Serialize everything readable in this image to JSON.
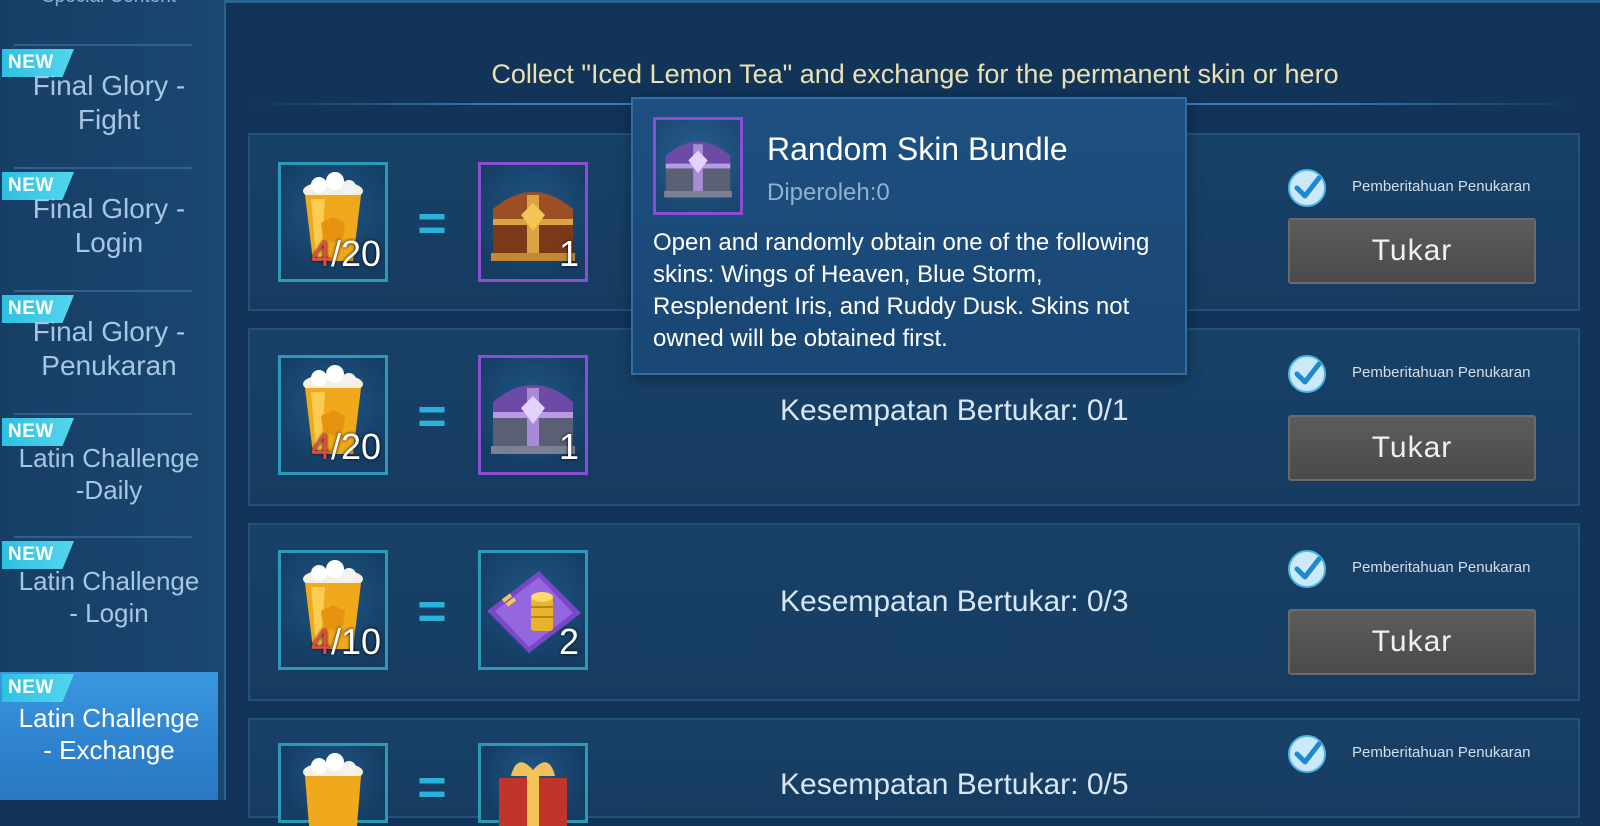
{
  "sidebar": {
    "partial_top_label": "Special Content",
    "items": [
      {
        "badge": "NEW",
        "label": "Final Glory -\nFight",
        "active": false
      },
      {
        "badge": "NEW",
        "label": "Final Glory -\nLogin",
        "active": false
      },
      {
        "badge": "NEW",
        "label": "Final Glory -\nPenukaran",
        "active": false
      },
      {
        "badge": "NEW",
        "label": "Latin Challenge\n-Daily",
        "active": false
      },
      {
        "badge": "NEW",
        "label": "Latin Challenge\n- Login",
        "active": false
      },
      {
        "badge": "NEW",
        "label": "Latin Challenge\n- Exchange",
        "active": true
      }
    ]
  },
  "header": {
    "text": "Collect \"Iced Lemon Tea\" and exchange for the permanent skin or hero"
  },
  "rows": [
    {
      "cost_have": "4",
      "cost_need": "/20",
      "reward_qty": "1",
      "reward_icon": "treasure-chest-gold-icon",
      "chance": "",
      "notif": "Pemberitahuan Penukaran",
      "button": "Tukar"
    },
    {
      "cost_have": "4",
      "cost_need": "/20",
      "reward_qty": "1",
      "reward_icon": "treasure-chest-purple-icon",
      "chance": "Kesempatan Bertukar: 0/1",
      "notif": "Pemberitahuan Penukaran",
      "button": "Tukar"
    },
    {
      "cost_have": "4",
      "cost_need": "/10",
      "reward_qty": "2",
      "reward_icon": "coin-ticket-icon",
      "chance": "Kesempatan Bertukar: 0/3",
      "notif": "Pemberitahuan Penukaran",
      "button": "Tukar"
    },
    {
      "cost_have": "",
      "cost_need": "",
      "reward_qty": "",
      "reward_icon": "gift-box-icon",
      "chance": "Kesempatan Bertukar: 0/5",
      "notif": "Pemberitahuan Penukaran",
      "button": ""
    }
  ],
  "tooltip": {
    "title": "Random Skin Bundle",
    "obtained": "Diperoleh:0",
    "description": "Open and randomly obtain one of the following skins: Wings of Heaven, Blue Storm, Resplendent Iris, and Ruddy Dusk. Skins not owned will be obtained first.",
    "icon": "treasure-chest-purple-icon"
  },
  "colors": {
    "background": "#123459",
    "accent_teal": "#2bb2d8",
    "header_text": "#e9e1b0",
    "active_tab": "#3b98e0",
    "cost_have": "#e8474b"
  }
}
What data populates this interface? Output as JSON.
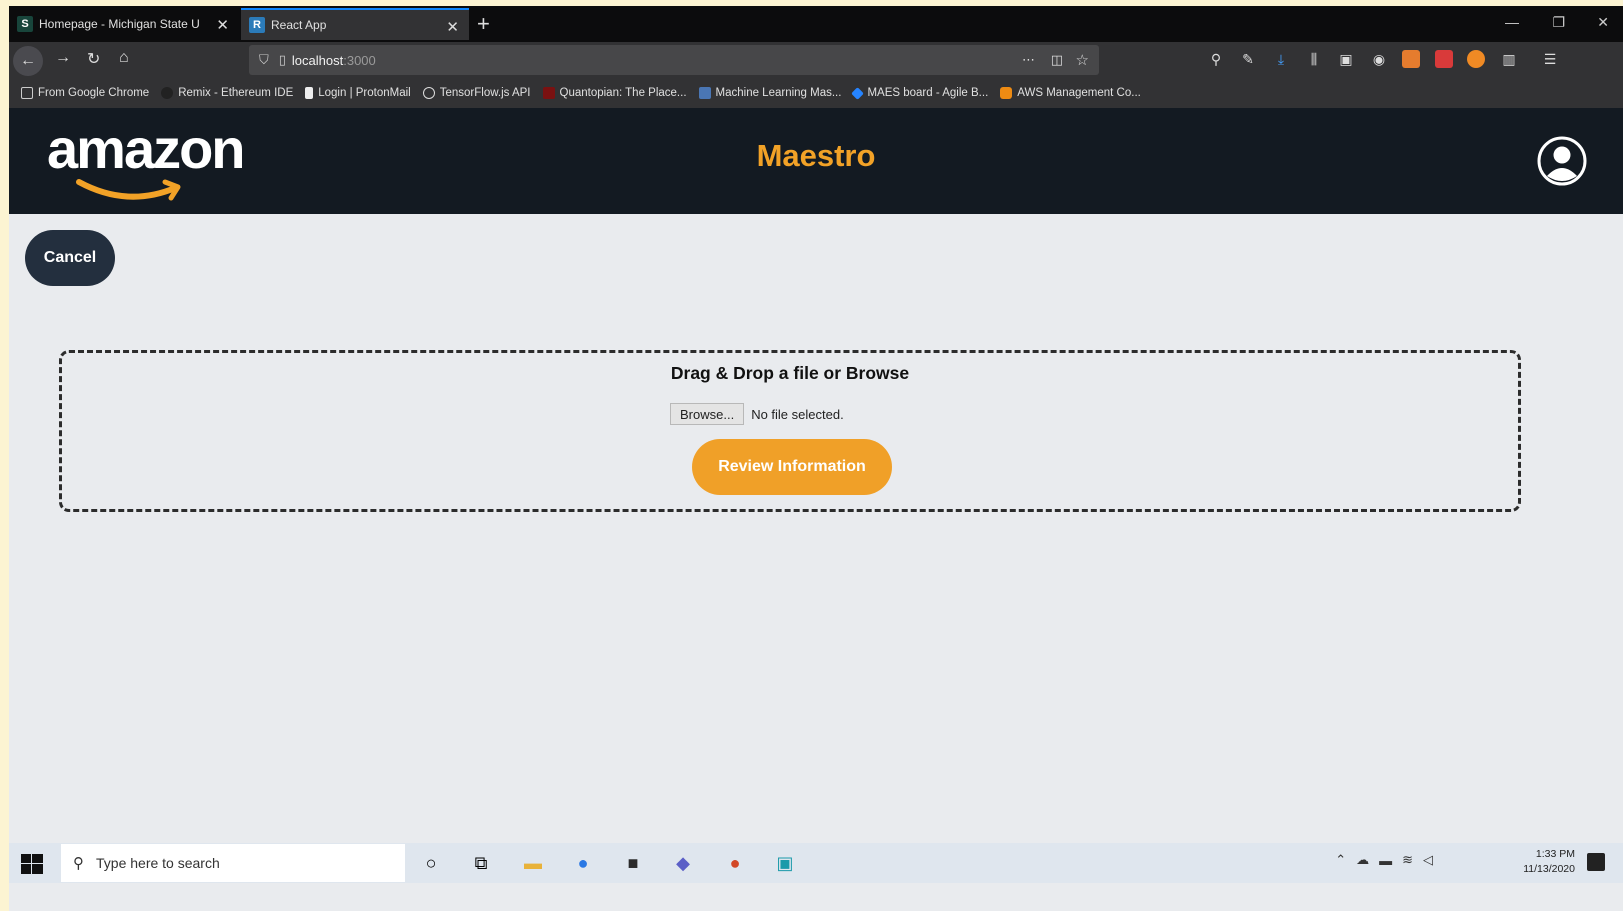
{
  "browser": {
    "tabs": [
      {
        "label": "Homepage - Michigan State U",
        "favicon": "S",
        "active": false
      },
      {
        "label": "React App",
        "favicon": "R",
        "active": true
      }
    ],
    "new_tab_symbol": "+",
    "url": "localhost",
    "url_port": ":3000",
    "bookmarks": [
      {
        "label": "From Google Chrome",
        "icon": "folder-icon"
      },
      {
        "label": "Remix - Ethereum IDE",
        "icon": "ethereum-icon"
      },
      {
        "label": "Login | ProtonMail",
        "icon": "lock-icon"
      },
      {
        "label": "TensorFlow.js API",
        "icon": "globe-icon"
      },
      {
        "label": "Quantopian: The Place...",
        "icon": "quantopian-icon"
      },
      {
        "label": "Machine Learning Mas...",
        "icon": "ml-icon"
      },
      {
        "label": "MAES board - Agile B...",
        "icon": "jira-icon"
      },
      {
        "label": "AWS Management Co...",
        "icon": "aws-icon"
      }
    ]
  },
  "app": {
    "logo_text": "amazon",
    "title": "Maestro",
    "accent_color": "#f2a227",
    "header_color": "#131a22"
  },
  "content": {
    "cancel_label": "Cancel",
    "dropzone_title": "Drag & Drop a file or Browse",
    "browse_label": "Browse...",
    "no_file_text": "No file selected.",
    "review_label": "Review Information"
  },
  "taskbar": {
    "search_placeholder": "Type here to search",
    "time": "1:33 PM",
    "date": "11/13/2020"
  }
}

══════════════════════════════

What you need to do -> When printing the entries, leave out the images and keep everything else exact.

Solved exercise ->
Serialize everything readable in this image to JSON.
{
  "sidebar": {
    "partial_top_label": "Special Content",
    "items": [
      {
        "badge": "NEW",
        "label": "Final Glory -\nFight",
        "active": false
      },
      {
        "badge": "NEW",
        "label": "Final Glory -\nLogin",
        "active": false
      },
      {
        "badge": "NEW",
        "label": "Final Glory -\nPenukaran",
        "active": false
      },
      {
        "badge": "NEW",
        "label": "Latin Challenge\n-Daily",
        "active": false
      },
      {
        "badge": "NEW",
        "label": "Latin Challenge\n- Login",
        "active": false
      },
      {
        "badge": "NEW",
        "label": "Latin Challenge\n- Exchange",
        "active": true
      }
    ]
  },
  "header": {
    "text": "Collect \"Iced Lemon Tea\" and exchange for the permanent skin or hero"
  },
  "rows": [
    {
      "cost_have": "4",
      "cost_need": "/20",
      "reward_qty": "1",
      "reward_icon": "treasure-chest-gold-icon",
      "chance": "",
      "notif": "Pemberitahuan Penukaran",
      "button": "Tukar"
    },
    {
      "cost_have": "4",
      "cost_need": "/20",
      "reward_qty": "1",
      "reward_icon": "treasure-chest-purple-icon",
      "chance": "Kesempatan Bertukar: 0/1",
      "notif": "Pemberitahuan Penukaran",
      "button": "Tukar"
    },
    {
      "cost_have": "4",
      "cost_need": "/10",
      "reward_qty": "2",
      "reward_icon": "coin-ticket-icon",
      "chance": "Kesempatan Bertukar: 0/3",
      "notif": "Pemberitahuan Penukaran",
      "button": "Tukar"
    },
    {
      "cost_have": "",
      "cost_need": "",
      "reward_qty": "",
      "reward_icon": "gift-box-icon",
      "chance": "Kesempatan Bertukar: 0/5",
      "notif": "Pemberitahuan Penukaran",
      "button": ""
    }
  ],
  "tooltip": {
    "title": "Random Skin Bundle",
    "obtained": "Diperoleh:0",
    "description": "Open and randomly obtain one of the following skins: Wings of Heaven, Blue Storm, Resplendent Iris, and Ruddy Dusk. Skins not owned will be obtained first.",
    "icon": "treasure-chest-purple-icon"
  },
  "colors": {
    "background": "#123459",
    "accent_teal": "#2bb2d8",
    "header_text": "#e9e1b0",
    "active_tab": "#3b98e0",
    "cost_have": "#e8474b"
  }
}
What data populates this interface? Output as JSON.
{
  "browser": {
    "tabs": [
      {
        "label": "Homepage - Michigan State U",
        "favicon": "S",
        "active": false
      },
      {
        "label": "React App",
        "favicon": "R",
        "active": true
      }
    ],
    "new_tab_symbol": "+",
    "url": "localhost",
    "url_port": ":3000",
    "bookmarks": [
      {
        "label": "From Google Chrome",
        "icon": "folder-icon"
      },
      {
        "label": "Remix - Ethereum IDE",
        "icon": "ethereum-icon"
      },
      {
        "label": "Login | ProtonMail",
        "icon": "lock-icon"
      },
      {
        "label": "TensorFlow.js API",
        "icon": "globe-icon"
      },
      {
        "label": "Quantopian: The Place...",
        "icon": "quantopian-icon"
      },
      {
        "label": "Machine Learning Mas...",
        "icon": "ml-icon"
      },
      {
        "label": "MAES board - Agile B...",
        "icon": "jira-icon"
      },
      {
        "label": "AWS Management Co...",
        "icon": "aws-icon"
      }
    ]
  },
  "app": {
    "logo_text": "amazon",
    "title": "Maestro",
    "accent_color": "#f2a227",
    "header_color": "#131a22"
  },
  "content": {
    "cancel_label": "Cancel",
    "dropzone_title": "Drag & Drop a file or Browse",
    "browse_label": "Browse...",
    "no_file_text": "No file selected.",
    "review_label": "Review Information"
  },
  "taskbar": {
    "search_placeholder": "Type here to search",
    "time": "1:33 PM",
    "date": "11/13/2020"
  }
}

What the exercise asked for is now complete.